##### DATASET

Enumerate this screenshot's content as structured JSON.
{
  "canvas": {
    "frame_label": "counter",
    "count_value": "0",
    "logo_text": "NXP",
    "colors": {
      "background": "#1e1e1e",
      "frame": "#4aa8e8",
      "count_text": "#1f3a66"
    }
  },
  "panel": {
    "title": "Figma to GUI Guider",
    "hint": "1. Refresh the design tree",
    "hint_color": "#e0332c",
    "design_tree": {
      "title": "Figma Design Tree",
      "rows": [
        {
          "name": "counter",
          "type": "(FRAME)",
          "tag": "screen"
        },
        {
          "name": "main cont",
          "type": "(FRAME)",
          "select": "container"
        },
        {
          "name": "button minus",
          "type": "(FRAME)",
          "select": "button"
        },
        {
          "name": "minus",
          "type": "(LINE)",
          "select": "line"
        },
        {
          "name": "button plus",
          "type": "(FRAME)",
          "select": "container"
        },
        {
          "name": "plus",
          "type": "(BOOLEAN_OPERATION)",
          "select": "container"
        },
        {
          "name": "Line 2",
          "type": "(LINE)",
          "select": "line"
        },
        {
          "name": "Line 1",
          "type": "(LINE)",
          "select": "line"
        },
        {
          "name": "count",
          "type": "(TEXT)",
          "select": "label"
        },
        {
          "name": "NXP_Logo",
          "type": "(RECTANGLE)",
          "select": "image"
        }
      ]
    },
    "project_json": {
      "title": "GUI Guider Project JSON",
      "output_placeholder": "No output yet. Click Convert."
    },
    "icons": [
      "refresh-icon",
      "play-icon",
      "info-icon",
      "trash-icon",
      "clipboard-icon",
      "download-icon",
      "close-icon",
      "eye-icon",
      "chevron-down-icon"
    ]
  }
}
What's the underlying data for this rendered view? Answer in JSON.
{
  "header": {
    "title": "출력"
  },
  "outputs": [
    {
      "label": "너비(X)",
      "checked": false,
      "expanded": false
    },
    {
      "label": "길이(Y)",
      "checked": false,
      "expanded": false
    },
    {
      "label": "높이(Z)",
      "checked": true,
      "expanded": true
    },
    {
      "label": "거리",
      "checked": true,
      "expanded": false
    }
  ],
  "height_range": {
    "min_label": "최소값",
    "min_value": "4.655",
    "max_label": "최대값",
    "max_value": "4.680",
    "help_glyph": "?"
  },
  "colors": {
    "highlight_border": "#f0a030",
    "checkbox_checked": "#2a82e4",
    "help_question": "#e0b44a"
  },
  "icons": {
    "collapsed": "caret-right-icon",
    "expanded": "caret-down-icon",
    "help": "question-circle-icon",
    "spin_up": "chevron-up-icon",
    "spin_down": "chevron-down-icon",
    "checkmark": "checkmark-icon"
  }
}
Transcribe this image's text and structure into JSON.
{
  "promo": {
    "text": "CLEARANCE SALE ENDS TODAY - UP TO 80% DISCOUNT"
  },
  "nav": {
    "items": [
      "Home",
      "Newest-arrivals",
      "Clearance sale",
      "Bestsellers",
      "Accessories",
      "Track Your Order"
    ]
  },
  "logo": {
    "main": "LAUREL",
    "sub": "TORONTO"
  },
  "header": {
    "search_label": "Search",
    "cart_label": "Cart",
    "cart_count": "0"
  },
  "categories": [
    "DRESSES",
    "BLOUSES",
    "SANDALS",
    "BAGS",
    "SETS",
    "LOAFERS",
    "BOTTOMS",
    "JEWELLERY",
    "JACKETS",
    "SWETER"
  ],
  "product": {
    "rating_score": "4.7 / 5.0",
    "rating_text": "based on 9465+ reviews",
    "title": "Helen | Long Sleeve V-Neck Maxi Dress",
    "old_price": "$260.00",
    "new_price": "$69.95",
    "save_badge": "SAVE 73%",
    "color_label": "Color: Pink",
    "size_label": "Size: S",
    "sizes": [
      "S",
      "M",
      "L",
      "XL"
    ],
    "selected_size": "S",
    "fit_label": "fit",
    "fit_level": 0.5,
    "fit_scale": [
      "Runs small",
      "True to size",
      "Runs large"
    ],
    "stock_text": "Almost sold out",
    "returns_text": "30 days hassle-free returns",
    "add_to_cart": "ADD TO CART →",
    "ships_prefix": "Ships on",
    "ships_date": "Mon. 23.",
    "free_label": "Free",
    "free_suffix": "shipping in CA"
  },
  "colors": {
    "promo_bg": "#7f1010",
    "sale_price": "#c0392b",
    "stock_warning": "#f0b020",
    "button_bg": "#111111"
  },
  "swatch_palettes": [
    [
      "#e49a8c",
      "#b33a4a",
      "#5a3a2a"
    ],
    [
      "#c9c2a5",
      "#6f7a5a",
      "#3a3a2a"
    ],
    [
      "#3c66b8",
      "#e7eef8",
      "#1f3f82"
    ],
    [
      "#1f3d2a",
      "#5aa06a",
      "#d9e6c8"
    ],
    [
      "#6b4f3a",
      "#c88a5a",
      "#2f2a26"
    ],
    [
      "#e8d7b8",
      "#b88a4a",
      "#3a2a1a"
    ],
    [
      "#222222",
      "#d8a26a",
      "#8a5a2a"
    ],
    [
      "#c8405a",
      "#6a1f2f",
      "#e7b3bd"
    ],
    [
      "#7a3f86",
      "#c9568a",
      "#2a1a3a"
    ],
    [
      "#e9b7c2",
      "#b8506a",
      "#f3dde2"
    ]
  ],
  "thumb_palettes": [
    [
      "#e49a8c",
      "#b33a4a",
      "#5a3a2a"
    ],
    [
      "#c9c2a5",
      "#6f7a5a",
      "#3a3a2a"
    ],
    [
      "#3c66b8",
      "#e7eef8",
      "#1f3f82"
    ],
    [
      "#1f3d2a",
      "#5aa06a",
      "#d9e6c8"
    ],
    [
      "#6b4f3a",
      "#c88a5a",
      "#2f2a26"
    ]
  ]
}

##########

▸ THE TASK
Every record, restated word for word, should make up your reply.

▸ ANSWER SPACE
Enumerate this screenshot's content as structured JSON.
{
  "canvas": {
    "frame_label": "counter",
    "count_value": "0",
    "logo_text": "NXP",
    "colors": {
      "background": "#1e1e1e",
      "frame": "#4aa8e8",
      "count_text": "#1f3a66"
    }
  },
  "panel": {
    "title": "Figma to GUI Guider",
    "hint": "1. Refresh the design tree",
    "hint_color": "#e0332c",
    "design_tree": {
      "title": "Figma Design Tree",
      "rows": [
        {
          "name": "counter",
          "type": "(FRAME)",
          "tag": "screen"
        },
        {
          "name": "main cont",
          "type": "(FRAME)",
          "select": "container"
        },
        {
          "name": "button minus",
          "type": "(FRAME)",
          "select": "button"
        },
        {
          "name": "minus",
          "type": "(LINE)",
          "select": "line"
        },
        {
          "name": "button plus",
          "type": "(FRAME)",
          "select": "container"
        },
        {
          "name": "plus",
          "type": "(BOOLEAN_OPERATION)",
          "select": "container"
        },
        {
          "name": "Line 2",
          "type": "(LINE)",
          "select": "line"
        },
        {
          "name": "Line 1",
          "type": "(LINE)",
          "select": "line"
        },
        {
          "name": "count",
          "type": "(TEXT)",
          "select": "label"
        },
        {
          "name": "NXP_Logo",
          "type": "(RECTANGLE)",
          "select": "image"
        }
      ]
    },
    "project_json": {
      "title": "GUI Guider Project JSON",
      "output_placeholder": "No output yet. Click Convert."
    },
    "icons": [
      "refresh-icon",
      "play-icon",
      "info-icon",
      "trash-icon",
      "clipboard-icon",
      "download-icon",
      "close-icon",
      "eye-icon",
      "chevron-down-icon"
    ]
  }
}
What's the underlying data for this rendered view? Answer in JSON.
{
  "header": {
    "title": "출력"
  },
  "outputs": [
    {
      "label": "너비(X)",
      "checked": false,
      "expanded": false
    },
    {
      "label": "길이(Y)",
      "checked": false,
      "expanded": false
    },
    {
      "label": "높이(Z)",
      "checked": true,
      "expanded": true
    },
    {
      "label": "거리",
      "checked": true,
      "expanded": false
    }
  ],
  "height_range": {
    "min_label": "최소값",
    "min_value": "4.655",
    "max_label": "최대값",
    "max_value": "4.680",
    "help_glyph": "?"
  },
  "colors": {
    "highlight_border": "#f0a030",
    "checkbox_checked": "#2a82e4",
    "help_question": "#e0b44a"
  },
  "icons": {
    "collapsed": "caret-right-icon",
    "expanded": "caret-down-icon",
    "help": "question-circle-icon",
    "spin_up": "chevron-up-icon",
    "spin_down": "chevron-down-icon",
    "checkmark": "checkmark-icon"
  }
}
Transcribe this image's text and structure into JSON.
{
  "promo": {
    "text": "CLEARANCE SALE ENDS TODAY - UP TO 80% DISCOUNT"
  },
  "nav": {
    "items": [
      "Home",
      "Newest-arrivals",
      "Clearance sale",
      "Bestsellers",
      "Accessories",
      "Track Your Order"
    ]
  },
  "logo": {
    "main": "LAUREL",
    "sub": "TORONTO"
  },
  "header": {
    "search_label": "Search",
    "cart_label": "Cart",
    "cart_count": "0"
  },
  "categories": [
    "DRESSES",
    "BLOUSES",
    "SANDALS",
    "BAGS",
    "SETS",
    "LOAFERS",
    "BOTTOMS",
    "JEWELLERY",
    "JACKETS",
    "SWETER"
  ],
  "product": {
    "rating_score": "4.7 / 5.0",
    "rating_text": "based on 9465+ reviews",
    "title": "Helen | Long Sleeve V-Neck Maxi Dress",
    "old_price": "$260.00",
    "new_price": "$69.95",
    "save_badge": "SAVE 73%",
    "color_label": "Color: Pink",
    "size_label": "Size: S",
    "sizes": [
      "S",
      "M",
      "L",
      "XL"
    ],
    "selected_size": "S",
    "fit_label": "fit",
    "fit_level": 0.5,
    "fit_scale": [
      "Runs small",
      "True to size",
      "Runs large"
    ],
    "stock_text": "Almost sold out",
    "returns_text": "30 days hassle-free returns",
    "add_to_cart": "ADD TO CART →",
    "ships_prefix": "Ships on",
    "ships_date": "Mon. 23.",
    "free_label": "Free",
    "free_suffix": "shipping in CA"
  },
  "colors": {
    "promo_bg": "#7f1010",
    "sale_price": "#c0392b",
    "stock_warning": "#f0b020",
    "button_bg": "#111111"
  },
  "swatch_palettes": [
    [
      "#e49a8c",
      "#b33a4a",
      "#5a3a2a"
    ],
    [
      "#c9c2a5",
      "#6f7a5a",
      "#3a3a2a"
    ],
    [
      "#3c66b8",
      "#e7eef8",
      "#1f3f82"
    ],
    [
      "#1f3d2a",
      "#5aa06a",
      "#d9e6c8"
    ],
    [
      "#6b4f3a",
      "#c88a5a",
      "#2f2a26"
    ],
    [
      "#e8d7b8",
      "#b88a4a",
      "#3a2a1a"
    ],
    [
      "#222222",
      "#d8a26a",
      "#8a5a2a"
    ],
    [
      "#c8405a",
      "#6a1f2f",
      "#e7b3bd"
    ],
    [
      "#7a3f86",
      "#c9568a",
      "#2a1a3a"
    ],
    [
      "#e9b7c2",
      "#b8506a",
      "#f3dde2"
    ]
  ],
  "thumb_palettes": [
    [
      "#e49a8c",
      "#b33a4a",
      "#5a3a2a"
    ],
    [
      "#c9c2a5",
      "#6f7a5a",
      "#3a3a2a"
    ],
    [
      "#3c66b8",
      "#e7eef8",
      "#1f3f82"
    ],
    [
      "#1f3d2a",
      "#5aa06a",
      "#d9e6c8"
    ],
    [
      "#6b4f3a",
      "#c88a5a",
      "#2f2a26"
    ]
  ]
}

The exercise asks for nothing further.